Using the entries below, copy out all lines where "SCALP" is found.

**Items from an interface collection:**
****************
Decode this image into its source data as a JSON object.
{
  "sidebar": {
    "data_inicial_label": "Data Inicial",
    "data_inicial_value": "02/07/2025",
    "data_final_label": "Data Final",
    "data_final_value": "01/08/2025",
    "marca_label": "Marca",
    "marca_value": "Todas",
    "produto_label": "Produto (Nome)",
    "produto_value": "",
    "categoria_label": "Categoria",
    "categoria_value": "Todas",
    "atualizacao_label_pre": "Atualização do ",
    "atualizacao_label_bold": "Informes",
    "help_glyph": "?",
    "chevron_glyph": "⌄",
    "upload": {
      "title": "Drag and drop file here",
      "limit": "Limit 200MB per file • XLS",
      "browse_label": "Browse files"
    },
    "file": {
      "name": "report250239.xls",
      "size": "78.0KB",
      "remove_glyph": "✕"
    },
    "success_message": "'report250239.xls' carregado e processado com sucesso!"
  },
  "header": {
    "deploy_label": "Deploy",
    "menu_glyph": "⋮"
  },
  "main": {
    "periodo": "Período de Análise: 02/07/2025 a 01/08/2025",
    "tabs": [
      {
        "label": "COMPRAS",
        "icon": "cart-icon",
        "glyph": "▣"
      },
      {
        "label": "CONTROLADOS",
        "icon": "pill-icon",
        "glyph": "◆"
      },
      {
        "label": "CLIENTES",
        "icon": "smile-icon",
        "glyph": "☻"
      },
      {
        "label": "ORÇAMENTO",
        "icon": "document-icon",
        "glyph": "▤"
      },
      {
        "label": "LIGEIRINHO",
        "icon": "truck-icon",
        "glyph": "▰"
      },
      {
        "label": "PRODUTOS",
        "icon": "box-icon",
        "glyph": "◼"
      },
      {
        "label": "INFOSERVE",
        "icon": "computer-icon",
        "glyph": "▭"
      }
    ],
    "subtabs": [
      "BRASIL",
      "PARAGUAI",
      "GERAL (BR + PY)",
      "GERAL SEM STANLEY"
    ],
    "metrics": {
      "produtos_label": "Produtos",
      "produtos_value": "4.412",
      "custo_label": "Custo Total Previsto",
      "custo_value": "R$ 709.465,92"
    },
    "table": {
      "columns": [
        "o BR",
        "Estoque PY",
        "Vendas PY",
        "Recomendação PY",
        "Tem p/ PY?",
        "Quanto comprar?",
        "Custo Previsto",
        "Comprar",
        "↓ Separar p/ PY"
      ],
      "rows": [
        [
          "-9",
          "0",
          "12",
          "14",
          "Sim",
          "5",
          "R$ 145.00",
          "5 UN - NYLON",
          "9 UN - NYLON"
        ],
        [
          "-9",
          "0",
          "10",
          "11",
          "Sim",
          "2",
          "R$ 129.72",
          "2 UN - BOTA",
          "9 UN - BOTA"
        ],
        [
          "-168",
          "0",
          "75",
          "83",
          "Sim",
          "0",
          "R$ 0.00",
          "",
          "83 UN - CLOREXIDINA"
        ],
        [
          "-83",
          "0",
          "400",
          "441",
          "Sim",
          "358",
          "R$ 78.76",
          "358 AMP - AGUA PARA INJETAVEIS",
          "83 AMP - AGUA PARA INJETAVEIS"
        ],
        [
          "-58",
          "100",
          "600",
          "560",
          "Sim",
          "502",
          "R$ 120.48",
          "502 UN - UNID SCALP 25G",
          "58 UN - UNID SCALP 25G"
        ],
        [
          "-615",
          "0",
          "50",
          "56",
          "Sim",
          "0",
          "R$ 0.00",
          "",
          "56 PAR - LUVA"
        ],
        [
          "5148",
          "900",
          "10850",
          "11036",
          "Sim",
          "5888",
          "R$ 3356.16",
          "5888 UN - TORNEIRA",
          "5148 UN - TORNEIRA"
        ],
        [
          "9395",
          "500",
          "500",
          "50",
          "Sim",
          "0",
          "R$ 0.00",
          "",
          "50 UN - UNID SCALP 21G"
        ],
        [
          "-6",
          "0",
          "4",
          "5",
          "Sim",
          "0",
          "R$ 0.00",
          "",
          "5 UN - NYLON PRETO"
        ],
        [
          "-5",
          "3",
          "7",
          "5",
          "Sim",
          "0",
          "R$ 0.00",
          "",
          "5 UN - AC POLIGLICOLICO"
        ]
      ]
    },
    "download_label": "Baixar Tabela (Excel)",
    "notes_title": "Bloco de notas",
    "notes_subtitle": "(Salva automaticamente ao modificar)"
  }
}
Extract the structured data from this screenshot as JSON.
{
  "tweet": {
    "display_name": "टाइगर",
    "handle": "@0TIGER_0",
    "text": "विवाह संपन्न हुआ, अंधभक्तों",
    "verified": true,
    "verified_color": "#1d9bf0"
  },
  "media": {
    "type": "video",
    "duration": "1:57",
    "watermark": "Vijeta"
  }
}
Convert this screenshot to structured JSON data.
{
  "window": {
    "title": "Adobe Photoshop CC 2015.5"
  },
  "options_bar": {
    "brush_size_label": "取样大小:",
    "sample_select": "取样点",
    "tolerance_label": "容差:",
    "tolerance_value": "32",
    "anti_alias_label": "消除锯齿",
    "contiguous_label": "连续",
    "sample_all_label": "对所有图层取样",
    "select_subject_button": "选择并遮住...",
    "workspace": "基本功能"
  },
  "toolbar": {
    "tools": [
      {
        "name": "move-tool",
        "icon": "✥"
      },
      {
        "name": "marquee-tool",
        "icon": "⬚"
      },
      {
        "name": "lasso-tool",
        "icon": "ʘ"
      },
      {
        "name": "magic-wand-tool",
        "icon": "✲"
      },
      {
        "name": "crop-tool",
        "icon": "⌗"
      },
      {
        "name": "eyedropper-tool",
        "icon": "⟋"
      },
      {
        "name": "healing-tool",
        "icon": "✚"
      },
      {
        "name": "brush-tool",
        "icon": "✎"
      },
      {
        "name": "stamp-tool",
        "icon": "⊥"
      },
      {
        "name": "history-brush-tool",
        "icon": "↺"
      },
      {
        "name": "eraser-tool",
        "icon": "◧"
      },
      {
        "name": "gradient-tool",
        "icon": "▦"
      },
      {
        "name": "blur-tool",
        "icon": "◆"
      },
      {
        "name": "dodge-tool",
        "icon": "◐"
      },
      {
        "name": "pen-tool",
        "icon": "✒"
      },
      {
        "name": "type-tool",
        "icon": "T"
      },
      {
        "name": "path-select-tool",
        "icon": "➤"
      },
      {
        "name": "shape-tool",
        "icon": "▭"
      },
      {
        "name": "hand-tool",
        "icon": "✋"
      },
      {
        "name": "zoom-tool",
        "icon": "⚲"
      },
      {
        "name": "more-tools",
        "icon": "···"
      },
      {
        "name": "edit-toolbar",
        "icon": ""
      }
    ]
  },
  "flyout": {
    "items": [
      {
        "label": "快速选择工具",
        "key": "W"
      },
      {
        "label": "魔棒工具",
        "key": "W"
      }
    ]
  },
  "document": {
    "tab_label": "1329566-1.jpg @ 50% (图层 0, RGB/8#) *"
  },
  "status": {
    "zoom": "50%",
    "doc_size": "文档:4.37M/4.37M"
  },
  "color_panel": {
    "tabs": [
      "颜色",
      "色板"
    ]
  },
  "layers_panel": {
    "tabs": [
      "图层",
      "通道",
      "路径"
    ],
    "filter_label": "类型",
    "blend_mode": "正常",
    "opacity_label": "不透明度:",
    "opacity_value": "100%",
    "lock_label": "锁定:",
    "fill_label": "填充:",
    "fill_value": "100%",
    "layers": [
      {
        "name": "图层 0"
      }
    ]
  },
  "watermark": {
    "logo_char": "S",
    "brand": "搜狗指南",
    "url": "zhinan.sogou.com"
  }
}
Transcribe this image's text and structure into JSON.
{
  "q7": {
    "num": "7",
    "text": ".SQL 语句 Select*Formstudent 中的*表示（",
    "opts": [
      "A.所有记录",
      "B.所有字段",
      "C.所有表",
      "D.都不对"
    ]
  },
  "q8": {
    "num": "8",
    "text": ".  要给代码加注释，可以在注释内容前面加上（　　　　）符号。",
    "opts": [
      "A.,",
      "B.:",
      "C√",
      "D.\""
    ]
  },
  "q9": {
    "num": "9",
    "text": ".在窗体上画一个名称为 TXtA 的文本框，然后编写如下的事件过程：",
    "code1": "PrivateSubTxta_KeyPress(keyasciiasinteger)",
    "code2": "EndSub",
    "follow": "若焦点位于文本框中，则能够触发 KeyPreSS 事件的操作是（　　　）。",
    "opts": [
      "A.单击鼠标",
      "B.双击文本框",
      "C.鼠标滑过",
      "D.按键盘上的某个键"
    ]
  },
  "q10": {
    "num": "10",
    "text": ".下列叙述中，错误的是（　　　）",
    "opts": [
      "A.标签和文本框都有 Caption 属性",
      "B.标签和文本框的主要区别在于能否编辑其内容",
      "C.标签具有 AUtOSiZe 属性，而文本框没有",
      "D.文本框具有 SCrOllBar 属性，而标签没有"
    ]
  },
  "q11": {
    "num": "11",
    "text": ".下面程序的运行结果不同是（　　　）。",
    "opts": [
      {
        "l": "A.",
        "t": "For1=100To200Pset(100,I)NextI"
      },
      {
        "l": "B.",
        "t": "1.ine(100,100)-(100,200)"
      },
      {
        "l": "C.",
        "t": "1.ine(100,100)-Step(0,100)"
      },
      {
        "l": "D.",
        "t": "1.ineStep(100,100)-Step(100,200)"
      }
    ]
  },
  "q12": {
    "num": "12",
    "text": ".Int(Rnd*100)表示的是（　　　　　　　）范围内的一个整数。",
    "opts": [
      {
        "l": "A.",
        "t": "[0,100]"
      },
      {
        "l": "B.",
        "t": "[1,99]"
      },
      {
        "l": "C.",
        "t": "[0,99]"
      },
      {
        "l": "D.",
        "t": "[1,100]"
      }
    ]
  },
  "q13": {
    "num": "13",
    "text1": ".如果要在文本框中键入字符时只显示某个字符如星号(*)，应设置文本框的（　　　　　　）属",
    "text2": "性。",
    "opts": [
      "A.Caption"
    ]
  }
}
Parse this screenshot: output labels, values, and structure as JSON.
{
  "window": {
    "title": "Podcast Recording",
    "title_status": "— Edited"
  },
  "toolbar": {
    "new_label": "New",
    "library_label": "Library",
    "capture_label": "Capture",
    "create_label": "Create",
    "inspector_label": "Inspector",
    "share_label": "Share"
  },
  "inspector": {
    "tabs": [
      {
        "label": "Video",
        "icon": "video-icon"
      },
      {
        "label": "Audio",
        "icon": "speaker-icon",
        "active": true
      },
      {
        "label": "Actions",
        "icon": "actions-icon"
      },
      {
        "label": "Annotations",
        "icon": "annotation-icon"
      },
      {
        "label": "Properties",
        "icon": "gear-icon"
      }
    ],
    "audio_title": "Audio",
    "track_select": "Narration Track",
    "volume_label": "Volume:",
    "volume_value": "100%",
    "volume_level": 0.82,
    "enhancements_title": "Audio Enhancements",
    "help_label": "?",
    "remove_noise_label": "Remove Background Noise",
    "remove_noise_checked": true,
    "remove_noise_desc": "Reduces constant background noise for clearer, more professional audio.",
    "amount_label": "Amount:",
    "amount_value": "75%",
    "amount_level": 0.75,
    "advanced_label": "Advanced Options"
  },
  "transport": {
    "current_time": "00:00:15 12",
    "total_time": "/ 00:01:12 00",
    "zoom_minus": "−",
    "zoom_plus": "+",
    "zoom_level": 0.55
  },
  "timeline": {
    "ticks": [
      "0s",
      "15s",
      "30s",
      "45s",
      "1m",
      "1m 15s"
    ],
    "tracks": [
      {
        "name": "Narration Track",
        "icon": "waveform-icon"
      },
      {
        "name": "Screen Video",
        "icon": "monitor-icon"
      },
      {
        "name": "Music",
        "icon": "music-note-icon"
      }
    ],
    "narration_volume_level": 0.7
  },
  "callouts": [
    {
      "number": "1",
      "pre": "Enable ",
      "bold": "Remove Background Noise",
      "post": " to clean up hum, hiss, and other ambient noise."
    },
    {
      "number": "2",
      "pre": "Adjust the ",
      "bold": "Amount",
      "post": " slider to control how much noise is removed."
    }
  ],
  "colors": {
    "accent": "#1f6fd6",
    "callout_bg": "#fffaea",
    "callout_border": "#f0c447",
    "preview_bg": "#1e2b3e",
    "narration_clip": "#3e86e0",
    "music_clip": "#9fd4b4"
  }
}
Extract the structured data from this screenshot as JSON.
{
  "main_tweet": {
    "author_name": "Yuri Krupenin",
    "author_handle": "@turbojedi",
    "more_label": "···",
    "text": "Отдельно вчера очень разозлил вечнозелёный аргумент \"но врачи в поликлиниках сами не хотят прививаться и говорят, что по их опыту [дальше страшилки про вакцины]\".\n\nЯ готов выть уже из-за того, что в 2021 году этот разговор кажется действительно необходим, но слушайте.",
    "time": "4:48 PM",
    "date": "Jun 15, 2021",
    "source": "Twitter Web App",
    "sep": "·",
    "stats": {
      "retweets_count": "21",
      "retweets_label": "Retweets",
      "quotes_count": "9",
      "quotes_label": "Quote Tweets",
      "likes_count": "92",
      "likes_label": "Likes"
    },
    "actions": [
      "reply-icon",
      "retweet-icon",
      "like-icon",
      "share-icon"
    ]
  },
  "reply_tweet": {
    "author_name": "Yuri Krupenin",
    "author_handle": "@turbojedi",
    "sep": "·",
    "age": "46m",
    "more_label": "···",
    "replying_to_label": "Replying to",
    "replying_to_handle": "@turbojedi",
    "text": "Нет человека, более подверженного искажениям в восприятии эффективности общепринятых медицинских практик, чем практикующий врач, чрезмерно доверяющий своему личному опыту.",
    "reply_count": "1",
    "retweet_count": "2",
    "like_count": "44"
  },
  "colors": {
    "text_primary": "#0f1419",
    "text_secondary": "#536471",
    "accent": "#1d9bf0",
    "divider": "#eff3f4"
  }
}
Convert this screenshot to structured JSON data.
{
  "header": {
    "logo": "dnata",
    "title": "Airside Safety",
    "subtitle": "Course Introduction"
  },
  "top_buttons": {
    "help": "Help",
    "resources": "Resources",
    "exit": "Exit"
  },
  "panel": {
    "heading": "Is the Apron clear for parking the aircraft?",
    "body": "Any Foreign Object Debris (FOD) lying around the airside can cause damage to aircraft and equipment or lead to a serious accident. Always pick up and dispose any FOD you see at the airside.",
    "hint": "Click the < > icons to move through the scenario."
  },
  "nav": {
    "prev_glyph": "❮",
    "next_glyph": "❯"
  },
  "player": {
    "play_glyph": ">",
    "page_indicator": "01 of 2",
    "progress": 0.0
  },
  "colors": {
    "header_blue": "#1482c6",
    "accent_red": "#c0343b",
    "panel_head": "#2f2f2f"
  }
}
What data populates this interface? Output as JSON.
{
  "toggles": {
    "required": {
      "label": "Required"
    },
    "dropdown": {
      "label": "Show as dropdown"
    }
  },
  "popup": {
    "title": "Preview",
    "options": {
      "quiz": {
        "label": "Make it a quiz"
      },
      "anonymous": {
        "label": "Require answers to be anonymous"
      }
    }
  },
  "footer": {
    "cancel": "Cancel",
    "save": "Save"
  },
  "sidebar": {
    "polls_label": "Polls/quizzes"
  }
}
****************
**Result:**
          "502 UN - UNID SCALP 25G",
          "58 UN - UNID SCALP 25G"
          "50 UN - UNID SCALP 21G"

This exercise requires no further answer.